# Intel Corporation 82540EP Gigabit Ethernet Controller (Mobile)

ifcfg-rh will then query the iscsiadm tool to retrieve firmware settings for your iSCSI adapter and use those when bringing up the device.


In general, the ifcfg-rh plugin is pretty good about logging what it's doing, including why various ifcfg files may fail validation and thus be ignored. Check /var/log/messages when NetworkManager starts up for more information. You'll see output like:

NetworkManager:    ifcfg-rh: parsing /etc/sysconfig/network-scripts/ifcfg-Auto_eth0 ... 
NetworkManager:    ifcfg-rh:     read connection 'Auto eth0'
NetworkManager:    ifcfg-rh: parsing /etc/sysconfig/network-scripts/ifcfg-Test_LEAP ... 
NetworkManager:    ifcfg-rh:     error: Missing LEAP identity
NetworkManager:    ifcfg-rh: parsing /etc/sysconfig/network-scripts/ifcfg-Test_Wifi_LEAP ... 
NetworkManager:    ifcfg-rh:     read connection 'Test Wifi LEAP'
NetworkManager:    ifcfg-rh: parsing /etc/sysconfig/network-scripts/ifcfg-wlan0 ... 
NetworkManager:    ifcfg-rh:     read connection 'System wlan0'

In this case, one file failed to validate because it was missing the LEAP username.

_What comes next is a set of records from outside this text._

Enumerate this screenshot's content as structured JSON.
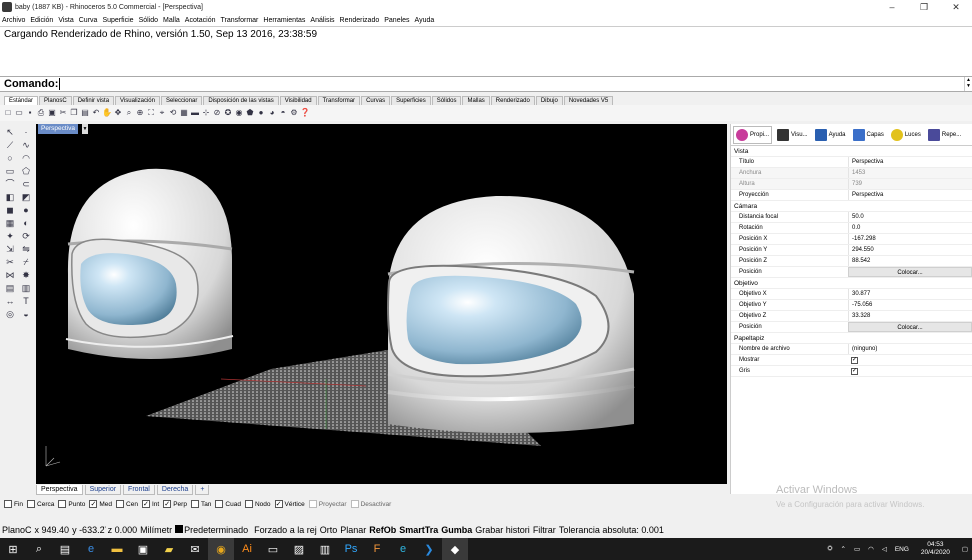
{
  "window": {
    "title": "baby (1887 KB) - Rhinoceros 5.0 Commercial - [Perspectiva]",
    "controls": [
      "–",
      "❐",
      "✕"
    ]
  },
  "menu": [
    "Archivo",
    "Edición",
    "Vista",
    "Curva",
    "Superficie",
    "Sólido",
    "Malla",
    "Acotación",
    "Transformar",
    "Herramientas",
    "Análisis",
    "Renderizado",
    "Paneles",
    "Ayuda"
  ],
  "history": {
    "text": "Cargando Renderizado de Rhino, versión 1.50, Sep 13 2016, 23:38:59"
  },
  "command": {
    "label": "Comando:",
    "value": ""
  },
  "toolbar_tabs": [
    "Estándar",
    "PlanosC",
    "Definir vista",
    "Visualización",
    "Seleccionar",
    "Disposición de las vistas",
    "Visibilidad",
    "Transformar",
    "Curvas",
    "Superficies",
    "Sólidos",
    "Mallas",
    "Renderizado",
    "Dibujo",
    "Novedades V5"
  ],
  "viewport": {
    "name": "Perspectiva"
  },
  "viewport_tabs": [
    "Perspectiva",
    "Superior",
    "Frontal",
    "Derecha",
    "+"
  ],
  "panel": {
    "tabs": [
      {
        "label": "Propi...",
        "icon": "properties-icon",
        "color": "#c83c9b"
      },
      {
        "label": "Visu...",
        "icon": "display-icon",
        "color": "#333333"
      },
      {
        "label": "Ayuda",
        "icon": "help-icon",
        "color": "#2a5fb0"
      },
      {
        "label": "Capas",
        "icon": "layers-icon",
        "color": "#3b6fc9"
      },
      {
        "label": "Luces",
        "icon": "lights-icon",
        "color": "#e2c21c"
      },
      {
        "label": "Repe...",
        "icon": "repeat-icon",
        "color": "#4a4a9a"
      }
    ],
    "sections": {
      "vista": "Vista",
      "camara": "Cámara",
      "objetivo": "Objetivo",
      "papeltapiz": "Papeltapiz"
    },
    "vista": {
      "titulo": {
        "k": "Título",
        "v": "Perspectiva"
      },
      "anchura": {
        "k": "Anchura",
        "v": "1453"
      },
      "altura": {
        "k": "Altura",
        "v": "739"
      },
      "proyeccion": {
        "k": "Proyección",
        "v": "Perspectiva"
      }
    },
    "camara": {
      "focal": {
        "k": "Distancia focal",
        "v": "50.0"
      },
      "rotacion": {
        "k": "Rotación",
        "v": "0.0"
      },
      "px": {
        "k": "Posición X",
        "v": "-167.298"
      },
      "py": {
        "k": "Posición Y",
        "v": "294.550"
      },
      "pz": {
        "k": "Posición Z",
        "v": "88.542"
      },
      "pos": {
        "k": "Posición",
        "v": "Colocar..."
      }
    },
    "objetivo": {
      "ox": {
        "k": "Objetivo X",
        "v": "30.877"
      },
      "oy": {
        "k": "Objetivo Y",
        "v": "-75.056"
      },
      "oz": {
        "k": "Objetivo Z",
        "v": "33.328"
      },
      "pos": {
        "k": "Posición",
        "v": "Colocar..."
      }
    },
    "papeltapiz": {
      "archivo": {
        "k": "Nombre de archivo",
        "v": "(ninguno)"
      },
      "mostrar": {
        "k": "Mostrar",
        "v": "✓"
      },
      "gris": {
        "k": "Gris",
        "v": "✓"
      }
    }
  },
  "snaps": [
    {
      "label": "Fin",
      "checked": false,
      "enabled": true
    },
    {
      "label": "Cerca",
      "checked": false,
      "enabled": true
    },
    {
      "label": "Punto",
      "checked": false,
      "enabled": true
    },
    {
      "label": "Med",
      "checked": true,
      "enabled": true
    },
    {
      "label": "Cen",
      "checked": false,
      "enabled": true
    },
    {
      "label": "Int",
      "checked": true,
      "enabled": true
    },
    {
      "label": "Perp",
      "checked": true,
      "enabled": true
    },
    {
      "label": "Tan",
      "checked": false,
      "enabled": true
    },
    {
      "label": "Cuad",
      "checked": false,
      "enabled": true
    },
    {
      "label": "Nodo",
      "checked": false,
      "enabled": true
    },
    {
      "label": "Vértice",
      "checked": true,
      "enabled": true
    },
    {
      "label": "Proyectar",
      "checked": false,
      "enabled": false
    },
    {
      "label": "Desactivar",
      "checked": false,
      "enabled": false
    }
  ],
  "status": {
    "cplane": "PlanoC",
    "x": "x 949.40",
    "y": "y -633.2̈",
    "z": "z 0.000",
    "units": "Milímetr",
    "layer": "Predeterminado",
    "forzado": "Forzado a la rej",
    "orto": "Orto",
    "planar": "Planar",
    "refobj": "RefOb",
    "smarttrack": "SmartTra",
    "gumball": "Gumba",
    "history": "Grabar histori",
    "filter": "Filtrar",
    "tolerance": "Tolerancia absoluta: 0.001"
  },
  "watermark": {
    "title": "Activar Windows",
    "subtitle": "Ve a Configuración para activar Windows."
  },
  "taskbar": {
    "time": "04:53",
    "date": "20/4/2020",
    "lang": "ENG",
    "apps": [
      "windows-logo",
      "search-icon",
      "task-view-icon",
      "edge-icon",
      "explorer-icon",
      "store-icon",
      "sticky-icon",
      "mail-icon",
      "chrome-icon",
      "illustrator-icon",
      "terminal-icon",
      "photos-icon",
      "film-icon",
      "photoshop-icon",
      "folder-app-icon",
      "edge-alt-icon",
      "vscode-icon",
      "rhino-icon"
    ]
  }
}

This plugin is used on the Debian and Ubuntu distributions, and reads connections from /etc/network/interfaces. Since it cannot write connections out (that support isn't planned) it is usually paired with the 'keyfile' plugin to enabled saving and editing of new connections. The ifupdown plugin supports basic wired and wifi connections, including WPA-PSK.

Persistent Hostname

As the standard location for the persistent system hostname on Debian-base distributions is /etc/hostname, the ifupdown plugin reads the hostname from that location.

Unmanaged Devices

The ifupdown plugin also uses the /etc/NetworkManager/nm-system-settings.conf file (0.7 and 0.8.0) or NetworkManager.conf (0.8.1 and later) for some configuration. All ifupdown-specific options go in a "[ifupdown]" section. If the "managed" key is set to "false", then any device listed in /etc/network/interfaces will be completely ignored by NetworkManager. Remember that NetworkManager controls the default route, so because the device is hidden, NetworkManager will assign the default route to some other device.


The ifcfg-suse plugin is only provided for simple backward compatibility with SUSE and OpenSUSE configuration. Most setups should be using the 'keyfile' plugin instead. The ifcfg-suse plugins supports reading wired and wifi connections, but does not support saving any connection types.

User Settings and System Settings

The user settings will be stored here.



The System settings will be stored here.


Projects/NetworkManager/SystemSettings/jessie (last edited 2013-11-21 19:20:51 by WilliamJonMcCann)